  • +1 Alexander, I hadn't seen the mismatched scrolling effect outside of parallax before. Thanks for pointing that out. I'm not sure I really like the usability of that solution (it breaks the principle of physical correspondence when scrolling), but it's an interesting innovation and I'm glad you pointed that out.
    – tohster
    Aug 3, 2015 at 23:24

No if using parallax solves a design or user interface issue. It's no different than deciding whether you should stop using the color, blue, just because everyone else is using it.

If you are using parallax just for the effect, and no other reason, then yes, for all the reasons DA01 mentions.

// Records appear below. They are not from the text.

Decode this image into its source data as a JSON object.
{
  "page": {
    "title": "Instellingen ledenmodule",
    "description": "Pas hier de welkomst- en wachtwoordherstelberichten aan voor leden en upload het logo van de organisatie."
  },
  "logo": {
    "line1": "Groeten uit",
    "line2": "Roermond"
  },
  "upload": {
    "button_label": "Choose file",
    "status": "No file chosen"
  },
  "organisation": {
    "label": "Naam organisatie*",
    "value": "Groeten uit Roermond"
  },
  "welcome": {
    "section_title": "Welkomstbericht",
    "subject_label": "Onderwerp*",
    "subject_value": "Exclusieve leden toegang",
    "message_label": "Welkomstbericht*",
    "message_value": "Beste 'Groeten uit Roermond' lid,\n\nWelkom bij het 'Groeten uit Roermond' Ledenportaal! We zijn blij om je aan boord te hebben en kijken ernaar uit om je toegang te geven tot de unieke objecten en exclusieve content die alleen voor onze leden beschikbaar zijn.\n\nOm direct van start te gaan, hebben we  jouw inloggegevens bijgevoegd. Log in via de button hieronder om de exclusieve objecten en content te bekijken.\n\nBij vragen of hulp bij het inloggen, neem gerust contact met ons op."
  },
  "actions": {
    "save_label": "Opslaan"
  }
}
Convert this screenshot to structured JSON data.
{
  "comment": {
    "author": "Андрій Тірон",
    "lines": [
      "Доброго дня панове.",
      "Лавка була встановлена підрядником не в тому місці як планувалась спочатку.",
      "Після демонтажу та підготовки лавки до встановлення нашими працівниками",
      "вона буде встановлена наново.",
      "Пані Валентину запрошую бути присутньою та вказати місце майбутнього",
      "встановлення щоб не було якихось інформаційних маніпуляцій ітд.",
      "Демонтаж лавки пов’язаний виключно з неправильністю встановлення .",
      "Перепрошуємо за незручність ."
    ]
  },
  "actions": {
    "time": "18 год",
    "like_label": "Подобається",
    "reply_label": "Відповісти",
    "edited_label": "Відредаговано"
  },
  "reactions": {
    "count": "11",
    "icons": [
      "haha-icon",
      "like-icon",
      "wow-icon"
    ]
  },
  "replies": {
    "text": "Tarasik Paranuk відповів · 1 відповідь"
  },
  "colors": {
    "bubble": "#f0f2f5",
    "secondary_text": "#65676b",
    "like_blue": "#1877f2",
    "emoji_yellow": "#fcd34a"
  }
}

  • I'm open to this idea but I'm just not sure what actual design problem parallax scrolling solves... Do you have any suggestions?
    – tohster
    Aug 2, 2015 at 20:36
  • @tohster I've not found a reason to use parallax yet but, if I find a place where it does something for me that I need, I'll use it.
    – Rob
    Aug 3, 2015 at 1:52
  • @CoDEmanX Haven't a clue what you're talking about.
    – Rob
    Aug 3, 2015 at 1:53
  • @Rob me neither. I've noticed some news apps that try to use it for leading images and the interaction is interesting the first time but is annoyingly disorienting subsequently
    – tohster
    Aug 3, 2015 at 2:14
  • I believe it can save some vertical space, depending on the implementation. I guessed that could count as solution to a design problem. It may not outweigh the drawbacks still.
    – CodeManX
    Aug 3, 2015 at 5:13

The answer is a clear "Nes". So as all other answers show the diversity why or why not to use parallax scrolling, I want to add an interesting part i read in the book: "There's not an app for that" (Simon Robinson, Gary Marsden, Matt Jones).

There is a discussion on how users perceive the content of current digital devices. Users tend to "touch" the widgets, etc... but our fingertips still hit a hard cold solid glass surface when interacting with the content.

So one reason to use parallax scrolling, or more in general, use techniques to give the impression of depth, would be to bring the content "closer" on our fingertips. So the surface gets more and more into the background and the perceived interaction is on the widgets itself.

Your Answer

By clicking “Post Your Answer”, you agree to our terms of service and acknowledge you have read our privacy policy.

Not the answer you're looking for? Browse other questions tagged or ask your own question.